EXERCISE BRIEF:
The result should be an exact copy of the data, free of pictures.

TASK DATA:
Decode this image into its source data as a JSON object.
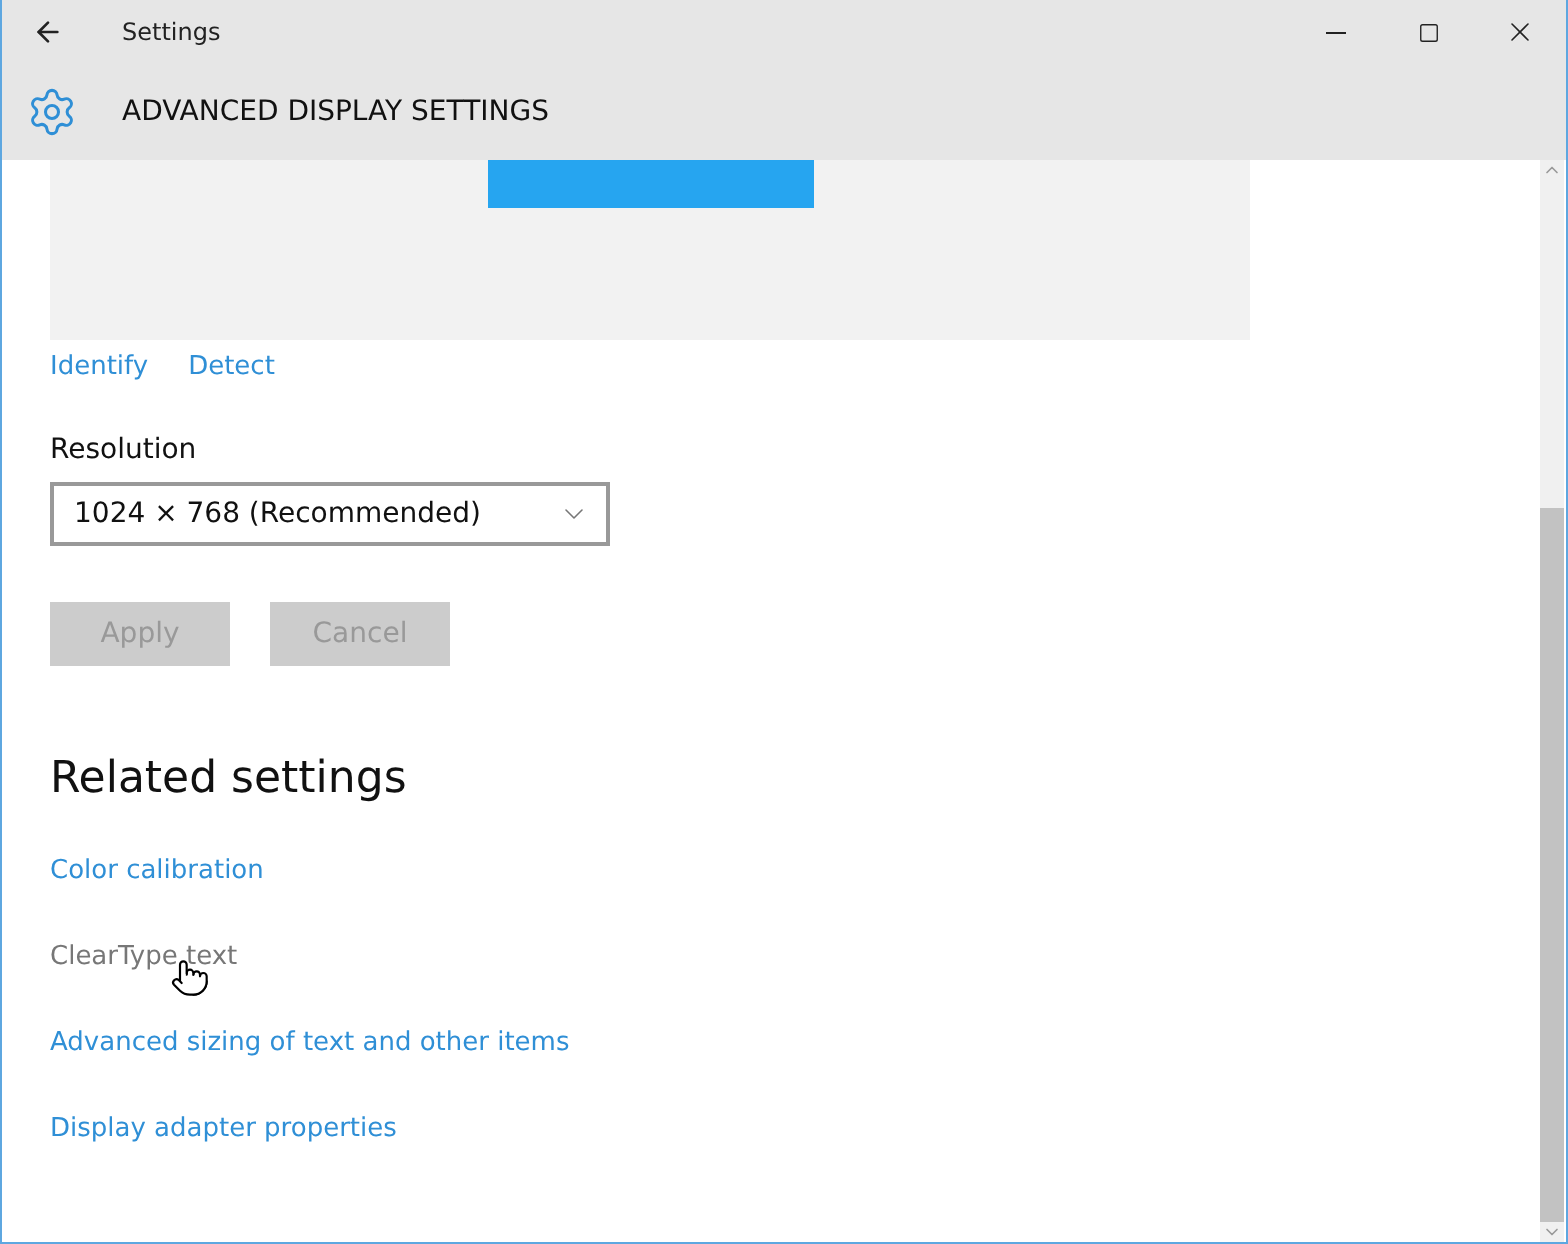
{
  "window": {
    "title": "Settings"
  },
  "header": {
    "title": "ADVANCED DISPLAY SETTINGS"
  },
  "display_links": [
    {
      "label": "Identify",
      "hovered": false
    },
    {
      "label": "Detect",
      "hovered": false
    }
  ],
  "resolution": {
    "label": "Resolution",
    "value": "1024 × 768 (Recommended)"
  },
  "buttons": [
    {
      "label": "Apply",
      "disabled": true
    },
    {
      "label": "Cancel",
      "disabled": true
    }
  ],
  "related": {
    "heading": "Related settings",
    "links": [
      {
        "label": "Color calibration",
        "hovered": false
      },
      {
        "label": "ClearType text",
        "hovered": true
      },
      {
        "label": "Advanced sizing of text and other items",
        "hovered": false
      },
      {
        "label": "Display adapter properties",
        "hovered": false
      }
    ]
  }
}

TASK OUTPUT:
Decode this image into its source data as a JSON object.
{
  "window": {
    "title": "Settings"
  },
  "header": {
    "title": "ADVANCED DISPLAY SETTINGS"
  },
  "display_links": [
    {
      "label": "Identify",
      "hovered": false
    },
    {
      "label": "Detect",
      "hovered": false
    }
  ],
  "resolution": {
    "label": "Resolution",
    "value": "1024 × 768 (Recommended)"
  },
  "buttons": [
    {
      "label": "Apply",
      "disabled": true
    },
    {
      "label": "Cancel",
      "disabled": true
    }
  ],
  "related": {
    "heading": "Related settings",
    "links": [
      {
        "label": "Color calibration",
        "hovered": false
      },
      {
        "label": "ClearType text",
        "hovered": true
      },
      {
        "label": "Advanced sizing of text and other items",
        "hovered": false
      },
      {
        "label": "Display adapter properties",
        "hovered": false
      }
    ]
  }
}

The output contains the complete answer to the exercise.